This year’s Suffolk Yacht Harbour (SYH) Classic Regatta saw a fleet of over thirty beautifully maintained classic yachts racing and socialising in sunshine and fair winds.
With the smell of bacon sandwiches in the air, skippers and crews gathered for briefing on Saturday morning to be welcomed by SYH managing director Jonathan Dyke. Race officer Peter Martin outlined the dos (do stay out of the shipping channel) and don’ts (don’t go in the shipping channel!) before the yachts cast their lines for the day’s racing.
After a postponed start to allow all the yachts to get out to the line (including Stealaway who had an unfortunate engine failure on the way out), the slow, Stella and fast classes all set off in 5-7 knots without a hitch.
With the tide now flooding and the wind shifting out of the east / south east, the yachts negotiated oncoming currents on their way upwind to Foxes. Rounding the mark to starboard and hoisting spinnakers as they went, the fleet reached down to a shortened course finish line at Stone Banks.
After a leisurely lunch in glorious Suffolk sunshine for the faster yachts, and a rather quicker pit-stop for the slow class, afternoon racing commenced in 15 knots of wind. From a Stone Banks start, it was a beat up to Mark X to port followed by a reach across to Foxes. Rounding the mark to port, spinnakers were hoisted, and a course set for Penny Hole.
After some debate on the radio, the race committee confirmed a starboard mark rounding to keep things interesting! Spinnakers were dropped on the approach and the yachts made a 270 degree turn of Penny Hole before heading up and tacking round onto a reach down to Stone Banks. From there, it was champagne sailing under spinnaker all the way to the finish at the Beacon Hill line.
Upon its return to SYH, the fleet was greeted by music from local musician Peter Hepworth drifting across the sunny harbour. Haven Ports Yacht Club lightship was bathed in afternoon sunshine as crews gathered for socialising and the usual post-racing analysis in the bar and on the dockside.
New for this year’s regatta was Frog on the Dog’s converted horse box serving wood-fired oven pizzas, which were a popular choice for a tasty snack or an early dinner. As always, the lightship was buzzing with camaraderie, with live blues coming from the top deck all evening.
Day one finished with clear front runners in each class with Whisper (fast class), Timoa (Stella) and Zest (slow class) all taking two class wins from two races. With more wind promised for day two and a competitive fleet, it certainly wasn’t a foregone conclusion ahead of the final race.
Day two began with light wind out of the east / north east and the three classes set off on time from the Beacon Hill line against the tide down to Stone Banks. A few yachts could be seen making the most of the tight reach and flying spinnakers and code zeros in an effort to get ahead on the long leg down to the mark.
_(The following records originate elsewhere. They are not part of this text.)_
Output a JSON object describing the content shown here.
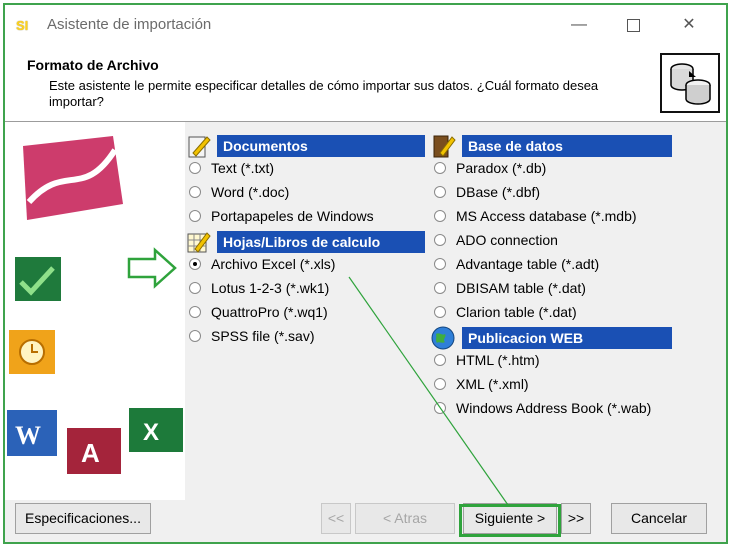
{
  "window": {
    "title": "Asistente de importación",
    "app_icon_text": "SI"
  },
  "header": {
    "title": "Formato de Archivo",
    "description": "Este asistente le permite especificar detalles de cómo importar sus datos. ¿Cuál formato desea importar?"
  },
  "sections": {
    "documentos": {
      "title": "Documentos",
      "options": [
        "Text (*.txt)",
        "Word (*.doc)",
        "Portapapeles de Windows"
      ]
    },
    "hojas": {
      "title": "Hojas/Libros de calculo",
      "options": [
        "Archivo Excel (*.xls)",
        "Lotus 1-2-3 (*.wk1)",
        "QuattroPro (*.wq1)",
        "SPSS file (*.sav)"
      ]
    },
    "base_datos": {
      "title": "Base de datos",
      "options": [
        "Paradox (*.db)",
        "DBase (*.dbf)",
        "MS Access database (*.mdb)",
        "ADO connection",
        "Advantage table (*.adt)",
        "DBISAM table (*.dat)",
        "Clarion table (*.dat)"
      ]
    },
    "web": {
      "title": "Publicacion WEB",
      "options": [
        "HTML (*.htm)",
        "XML (*.xml)",
        "Windows Address Book (*.wab)"
      ]
    }
  },
  "selected_option": "Archivo Excel (*.xls)",
  "buttons": {
    "especificaciones": "Especificaciones...",
    "first": "<<",
    "atras": "< Atras",
    "siguiente": "Siguiente >",
    "last": ">>",
    "cancelar": "Cancelar"
  },
  "colors": {
    "section_bar": "#1a50b4",
    "highlight": "#2fa33c"
  }
}
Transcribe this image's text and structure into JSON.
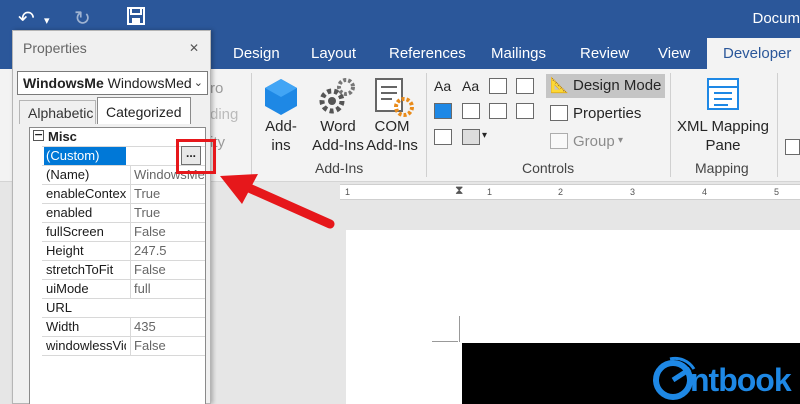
{
  "window": {
    "title": "Docum"
  },
  "qat": {
    "undo_icon": "undo-icon",
    "redo_icon": "redo-icon",
    "save_icon": "save-icon"
  },
  "tabs": [
    {
      "label": "Design"
    },
    {
      "label": "Layout"
    },
    {
      "label": "References"
    },
    {
      "label": "Mailings"
    },
    {
      "label": "Review"
    },
    {
      "label": "View"
    },
    {
      "label": "Developer"
    }
  ],
  "ribbon": {
    "partial": {
      "label1": "ro",
      "label2": "ding",
      "label3": "ity"
    },
    "addins": {
      "addins_line1": "Add-",
      "addins_line2": "ins",
      "word_line1": "Word",
      "word_line2": "Add-Ins",
      "com_line1": "COM",
      "com_line2": "Add-Ins",
      "group": "Add-Ins"
    },
    "controls": {
      "design_mode": "Design Mode",
      "properties": "Properties",
      "group_btn": "Group",
      "group": "Controls"
    },
    "mapping": {
      "xml_line1": "XML Mapping",
      "xml_line2": "Pane",
      "group": "Mapping"
    }
  },
  "ruler": {
    "ticks": [
      "1",
      "1",
      "2",
      "3",
      "4",
      "5"
    ]
  },
  "properties_pane": {
    "title": "Properties",
    "object_name": "WindowsMe",
    "object_type": "WindowsMed",
    "tabs": {
      "alphabetic": "Alphabetic",
      "categorized": "Categorized"
    },
    "category": "Misc",
    "rows": [
      {
        "name": "(Custom)",
        "value": ""
      },
      {
        "name": "(Name)",
        "value": "WindowsMed"
      },
      {
        "name": "enableContex",
        "value": "True"
      },
      {
        "name": "enabled",
        "value": "True"
      },
      {
        "name": "fullScreen",
        "value": "False"
      },
      {
        "name": "Height",
        "value": "247.5"
      },
      {
        "name": "stretchToFit",
        "value": "False"
      },
      {
        "name": "uiMode",
        "value": "full"
      },
      {
        "name": "URL",
        "value": ""
      },
      {
        "name": "Width",
        "value": "435"
      },
      {
        "name": "windowlessVid",
        "value": "False"
      }
    ],
    "ellipsis_label": "..."
  },
  "watermark": {
    "text": "ntbook"
  },
  "colors": {
    "accent": "#2b579a",
    "highlight": "#e6171b",
    "selection": "#0078d7"
  }
}
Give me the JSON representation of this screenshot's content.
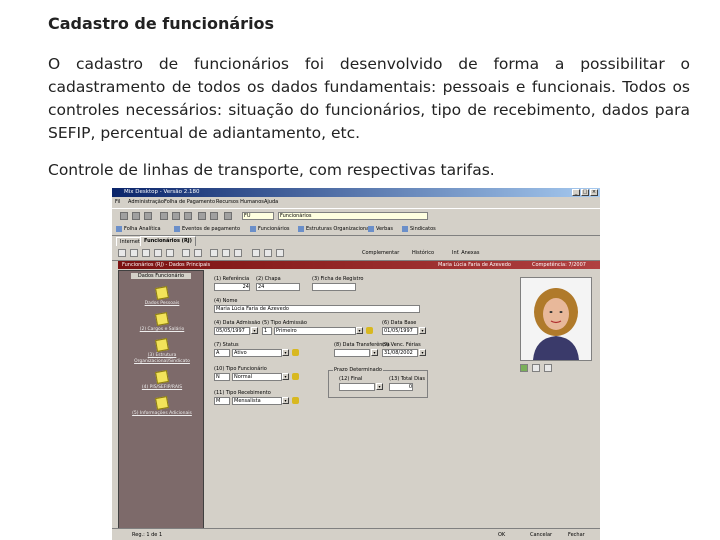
{
  "slide": {
    "title": "Cadastro de funcionários",
    "paragraph1": "O cadastro de funcionários foi desenvolvido de forma a possibilitar o cadastramento de todos os dados fundamentais: pessoais e funcionais. Todos os controles necessários: situação do funcionários, tipo de recebimento, dados para SEFIP, percentual de adiantamento, etc.",
    "paragraph2": "Controle de linhas de transporte, com respectivas tarifas."
  },
  "app": {
    "window_title": "Mix Desktop - Versão 2.180",
    "menu": [
      "Fil",
      "Administração",
      "Folha de Pagamento",
      "Recursos Humanos",
      "Ajuda"
    ],
    "top_fields": {
      "company_code": "FU",
      "module": "Funcionários"
    },
    "nav_items": [
      "Folha Analítica",
      "Eventos de pagamento",
      "Funcionários",
      "Estruturas Organizacionais",
      "Verbas",
      "Sindicatos"
    ],
    "tabs": [
      "Internet",
      "Funcionários (RJ)"
    ],
    "toolbar2_labels": [
      "Complementar",
      "Histórico",
      "Inf. Anexas"
    ],
    "inner_title": "Funcionários (RJ) - Dados Principais",
    "inner_name": "Maria Lúcia Faria de Azevedo",
    "inner_company": "Competência: 7/2007",
    "left_panel": {
      "header": "Dados Funcionário",
      "items": [
        "Dados Pessoais",
        "(2) Cargos e Salário",
        "(3) Estrutura Organizacional/Sindicato",
        "(4) PIS/SEFIP/RAIS",
        "(5) Informações Adicionais"
      ]
    },
    "form": {
      "labels": {
        "referencia": "(1) Referência",
        "chapa": "(2) Chapa",
        "ficha": "(3) Ficha de Registro",
        "nome": "(4) Nome",
        "data_admissao": "(4) Data Admissão",
        "tipo_admissao": "(5) Tipo Admissão",
        "data_base": "(6) Data Base",
        "status": "(7) Status",
        "data_transferencia": "(8) Data Transferência",
        "venc_ferias": "(9) Venc. Férias",
        "tipo_funcionario": "(10) Tipo Funcionário",
        "prazo_determinado": "Prazo Determinado",
        "final": "(12) Final",
        "total_dias": "(13) Total Dias",
        "tipo_recebimento": "(11) Tipo Recebimento"
      },
      "values": {
        "referencia": "24",
        "chapa": "24",
        "ficha": "",
        "nome": "Maria Lúcia Faria de Azevedo",
        "data_admissao": "05/05/1997",
        "tipo_admissao_code": "1",
        "tipo_admissao": "Primeiro",
        "data_base": "01/05/1997",
        "status_code": "A",
        "status": "Ativo",
        "data_transferencia": "",
        "venc_ferias": "31/08/2002",
        "tipo_funcionario_code": "N",
        "tipo_funcionario": "Normal",
        "final": "",
        "total_dias": "0",
        "tipo_recebimento_code": "M",
        "tipo_recebimento": "Mensalista"
      }
    },
    "statusbar": {
      "record": "Reg.: 1 de 1",
      "ok": "OK",
      "cancel": "Cancelar",
      "close": "Fechar"
    },
    "colors": {
      "titlebar": "#0a246a",
      "inner_bar": "#7a1010",
      "left_panel": "#7d6a6a",
      "icon_yellow": "#f2e35a"
    }
  }
}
By the time the fleet had hardened up around Foxes to port, the sun was out and the breeze had kicked in (evidenced by the amount of spray soaking certain foredeck crews!). The increase in wind made for some close, tightly fought racing at the top of each class. The race was on.
Bearing away around Foxes, spinnakers were hoisted en route to Penny Hole. Rounding the mark to starboard, the fleet headed upwind to Outer Ridge, avoiding the channel on the leg home to the Beacon Hill line.
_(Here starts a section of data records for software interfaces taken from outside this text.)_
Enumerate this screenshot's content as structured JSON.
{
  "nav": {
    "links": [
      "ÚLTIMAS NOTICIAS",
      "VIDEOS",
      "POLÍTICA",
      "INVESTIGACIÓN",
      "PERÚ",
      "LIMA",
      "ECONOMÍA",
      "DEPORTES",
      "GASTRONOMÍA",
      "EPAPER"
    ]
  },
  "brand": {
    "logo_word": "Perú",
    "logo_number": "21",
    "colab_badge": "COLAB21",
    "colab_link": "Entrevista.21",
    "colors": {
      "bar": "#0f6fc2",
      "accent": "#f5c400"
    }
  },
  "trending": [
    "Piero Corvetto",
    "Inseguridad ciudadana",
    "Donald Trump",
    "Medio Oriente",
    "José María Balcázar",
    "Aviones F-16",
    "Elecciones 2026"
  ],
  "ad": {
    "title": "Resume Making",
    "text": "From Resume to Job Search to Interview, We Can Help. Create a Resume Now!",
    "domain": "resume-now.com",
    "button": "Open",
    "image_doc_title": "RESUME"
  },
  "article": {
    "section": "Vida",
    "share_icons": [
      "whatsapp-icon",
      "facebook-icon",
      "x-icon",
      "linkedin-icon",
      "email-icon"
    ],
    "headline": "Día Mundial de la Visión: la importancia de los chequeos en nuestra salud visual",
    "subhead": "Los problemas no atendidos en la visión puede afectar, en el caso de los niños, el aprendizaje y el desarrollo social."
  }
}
Sunday’s race saw regatta new-comer and Guernsey-based Spirit DH63 Gwenhyfar take line honours, with Spirit 52 Flight of Ufford winning overall on corrected time.
Once the fleet returned to the harbour, yachts were packed up and drinks ordered at the lightship whilst crews waited for the final results and the regatta prize-giving.
International One Design Whisper has been nipping at the heels of SYH Classic Regatta winners for the past few years and it was finally her time to shine. Displaying some clever sailing and pointing higher than most could ever hope for, Mark Wincer and crew won the fast class and the overall regatta trophy. The Stella class was won by Andrew Gilmour in Timoa and Tumlare Zest, helmed by Jonathan Thompson, took the slow class.
The Spirit Yachts ‘In need of a stiff drink prize’ (which also came with a RigCare voucher from sponsor Evolution Rigging) was awarded to the Bangor S Class Stealaway for her aforementioned engine failure. Honouring the regatta tradition to celebrate ownership of classic yachts as well as racing, the Safir trophy for the most beautifully maintained yacht was won by the 12 tonne Gauntlet Grey Seal.
SYH managing director Jonathan Dyke commented, “With ten new boats this year, it’s clear the regatta is still a popular choice in the classic racing calendar. Fantastic weather and great camaraderie, with some healthy competition on the water, all made for a great weekend. We look forward to welcoming entrants back next year!”
See below gallery showcasing a selection of images from the regatta. If you would like a high resolution copy of an image or if you would like images of a particular yacht, please email firstname.lastname@example.org.
Photo credits: Chrissie Westgate